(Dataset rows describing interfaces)
※ ※ ※
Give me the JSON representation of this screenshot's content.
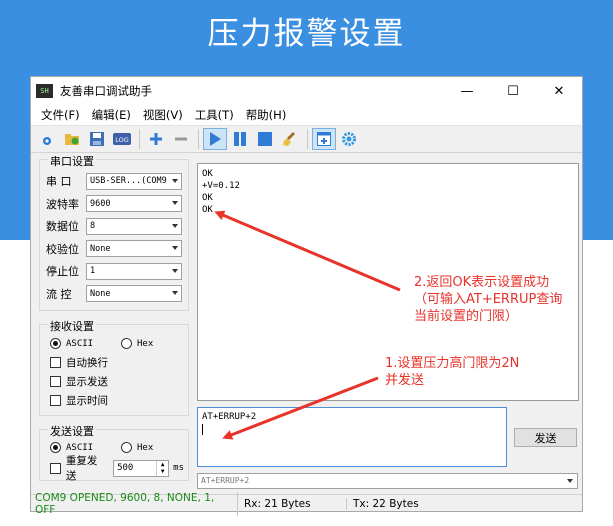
{
  "banner": {
    "title": "压力报警设置"
  },
  "window": {
    "title": "友善串口调试助手",
    "app_icon_text": "SH",
    "controls": {
      "minimize": "—",
      "maximize": "☐",
      "close": "✕"
    }
  },
  "menu": [
    {
      "label": "文件(F)"
    },
    {
      "label": "编辑(E)"
    },
    {
      "label": "视图(V)"
    },
    {
      "label": "工具(T)"
    },
    {
      "label": "帮助(H)"
    }
  ],
  "toolbar": {
    "log_label": "LOG",
    "icons": [
      "new-icon",
      "open-icon",
      "save-icon",
      "log-icon",
      "add-icon",
      "remove-icon",
      "play-icon",
      "pause-icon",
      "stop-icon",
      "clear-icon",
      "window-icon",
      "gear-icon"
    ]
  },
  "serial_settings": {
    "title": "串口设置",
    "fields": [
      {
        "label": "串 口",
        "value": "USB-SER...(COM9"
      },
      {
        "label": "波特率",
        "value": "9600"
      },
      {
        "label": "数据位",
        "value": "8"
      },
      {
        "label": "校验位",
        "value": "None"
      },
      {
        "label": "停止位",
        "value": "1"
      },
      {
        "label": "流 控",
        "value": "None"
      }
    ]
  },
  "receive_settings": {
    "title": "接收设置",
    "ascii": "ASCII",
    "hex": "Hex",
    "selected": "ASCII",
    "options": [
      {
        "label": "自动换行",
        "checked": false
      },
      {
        "label": "显示发送",
        "checked": false
      },
      {
        "label": "显示时间",
        "checked": false
      }
    ]
  },
  "send_settings": {
    "title": "发送设置",
    "ascii": "ASCII",
    "hex": "Hex",
    "selected": "ASCII",
    "repeat_label": "重复发送",
    "repeat_checked": false,
    "interval": "500",
    "unit": "ms"
  },
  "receive_area": {
    "lines": [
      "OK",
      "+V=0.12",
      "OK",
      "OK"
    ]
  },
  "send_area": {
    "text": "AT+ERRUP+2",
    "send_button": "发送",
    "history_value": "AT+ERRUP+2"
  },
  "status": {
    "port": "COM9 OPENED, 9600, 8, NONE, 1, OFF",
    "rx": "Rx: 21 Bytes",
    "tx": "Tx: 22 Bytes",
    "port_color": "#1a8a1a"
  },
  "annotations": {
    "step2_line1": "2.返回OK表示设置成功",
    "step2_line2": "（可输入AT+ERRUP查询",
    "step2_line3": "当前设置的门限）",
    "step1_line1": "1.设置压力高门限为2N",
    "step1_line2": "并发送",
    "color": "#e8322a"
  },
  "colors": {
    "banner": "#3b8fe0",
    "accent": "#2f7bd6"
  }
}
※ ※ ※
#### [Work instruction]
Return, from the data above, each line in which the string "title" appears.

#### [Expected answer]
    "title": "压力报警设置"
    "title": "友善串口调试助手",
    "title": "串口设置",
    "title": "接收设置",
    "title": "发送设置",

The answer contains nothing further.